Impact of Abdominal Obesity on Proximal and Distal Aorta Wall Thickness in African Americans: The Jackson Heart Study
Abdominal obesity and wall thickness of the central arteries have been associated with higher risk of cardiovascular disease. Despite the higher burden of overweight and cardiovascular disease among African Americans, limited data are available on the association of abdominal obesity with aortic wall thickness in African Americans. We assessed the cross?sectional and the longitudinal associations of abdominal obesity with aortic intima?media thickness (aIMT) in a cohort of African Americans from the Jackson Heart Study.
Data on aIMT and repeated measures of waist circumference (WC) and waist to height ratio from 1,572 participants, as well as on abdominal subcutaneous adipose tissue (SAT), visceral adipose tissue (VAT), and aIMT from 1,223 participants, were analyzed. aIMT was measured at proximal ascending aorta (PA?aIMT), proximal descending aorta (PD?aIMT), and distal aorta (bifurcation) using cardiac magnetic resonance. SAT and VAT were measured using computerized tomography.
WC and WHtR were longitudinally associated with PA?aIMT and PD?aIMT; SAT and VAT were associated with PA?aIMT only. Only WC was associated with distal aIMT.

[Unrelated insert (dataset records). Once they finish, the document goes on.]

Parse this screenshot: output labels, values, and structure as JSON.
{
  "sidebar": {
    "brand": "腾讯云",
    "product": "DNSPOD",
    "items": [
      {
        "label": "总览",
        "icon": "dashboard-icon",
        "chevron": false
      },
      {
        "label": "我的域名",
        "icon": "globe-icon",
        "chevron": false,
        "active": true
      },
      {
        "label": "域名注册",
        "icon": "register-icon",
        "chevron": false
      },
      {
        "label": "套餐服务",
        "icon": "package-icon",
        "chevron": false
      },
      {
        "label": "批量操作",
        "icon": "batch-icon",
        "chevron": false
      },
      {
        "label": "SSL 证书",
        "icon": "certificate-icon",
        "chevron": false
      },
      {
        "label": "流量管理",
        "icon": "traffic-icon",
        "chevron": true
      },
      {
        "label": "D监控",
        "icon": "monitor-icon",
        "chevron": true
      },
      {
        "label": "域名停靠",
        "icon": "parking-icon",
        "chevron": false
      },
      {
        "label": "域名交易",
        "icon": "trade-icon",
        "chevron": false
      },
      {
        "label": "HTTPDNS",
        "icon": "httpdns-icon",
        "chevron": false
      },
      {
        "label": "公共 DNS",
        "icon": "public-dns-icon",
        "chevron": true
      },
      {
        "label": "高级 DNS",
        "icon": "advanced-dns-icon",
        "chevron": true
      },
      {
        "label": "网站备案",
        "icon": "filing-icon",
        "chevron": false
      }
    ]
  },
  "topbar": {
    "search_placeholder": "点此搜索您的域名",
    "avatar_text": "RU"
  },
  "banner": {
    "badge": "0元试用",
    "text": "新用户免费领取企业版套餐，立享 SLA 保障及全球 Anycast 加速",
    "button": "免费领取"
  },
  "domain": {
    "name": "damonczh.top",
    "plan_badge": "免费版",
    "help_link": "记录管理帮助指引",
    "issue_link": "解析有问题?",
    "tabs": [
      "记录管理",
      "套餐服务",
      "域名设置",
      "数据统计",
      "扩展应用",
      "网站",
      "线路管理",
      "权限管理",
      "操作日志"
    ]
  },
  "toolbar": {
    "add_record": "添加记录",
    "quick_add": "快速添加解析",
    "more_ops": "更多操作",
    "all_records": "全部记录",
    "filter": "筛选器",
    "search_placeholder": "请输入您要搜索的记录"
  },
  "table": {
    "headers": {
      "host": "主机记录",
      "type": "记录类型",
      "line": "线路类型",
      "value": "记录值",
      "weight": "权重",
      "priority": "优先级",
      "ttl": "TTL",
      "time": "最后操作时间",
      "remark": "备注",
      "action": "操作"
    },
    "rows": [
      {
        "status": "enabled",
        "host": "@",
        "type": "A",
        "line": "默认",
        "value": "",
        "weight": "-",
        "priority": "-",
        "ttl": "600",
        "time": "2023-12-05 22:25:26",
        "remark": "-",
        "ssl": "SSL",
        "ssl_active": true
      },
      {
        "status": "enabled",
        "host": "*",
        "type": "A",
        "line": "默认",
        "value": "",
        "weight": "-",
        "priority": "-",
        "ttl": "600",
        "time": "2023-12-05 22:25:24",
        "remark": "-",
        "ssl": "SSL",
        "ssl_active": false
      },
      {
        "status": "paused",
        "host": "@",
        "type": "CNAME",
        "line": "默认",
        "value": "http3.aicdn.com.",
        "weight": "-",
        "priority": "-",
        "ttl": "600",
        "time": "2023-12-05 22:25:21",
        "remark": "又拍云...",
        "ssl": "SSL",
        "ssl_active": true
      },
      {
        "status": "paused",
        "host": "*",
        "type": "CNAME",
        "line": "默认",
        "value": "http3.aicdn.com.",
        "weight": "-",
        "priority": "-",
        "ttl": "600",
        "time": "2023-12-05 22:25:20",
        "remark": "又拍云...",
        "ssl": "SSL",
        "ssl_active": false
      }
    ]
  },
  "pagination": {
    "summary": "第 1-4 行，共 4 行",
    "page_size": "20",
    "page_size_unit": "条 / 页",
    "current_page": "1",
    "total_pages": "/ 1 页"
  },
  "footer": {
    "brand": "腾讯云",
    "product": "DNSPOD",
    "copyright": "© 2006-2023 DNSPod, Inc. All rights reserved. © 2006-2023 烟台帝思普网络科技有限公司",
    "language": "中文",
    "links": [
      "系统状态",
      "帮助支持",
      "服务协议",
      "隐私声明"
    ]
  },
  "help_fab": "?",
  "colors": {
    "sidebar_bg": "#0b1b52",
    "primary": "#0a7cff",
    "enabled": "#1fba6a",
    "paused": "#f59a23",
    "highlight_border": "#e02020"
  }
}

Abdominal obesity measures are associated with increased proximal aIMT in adult African Americans. Only WC is associated with wall thickness in all three segments of the aorta.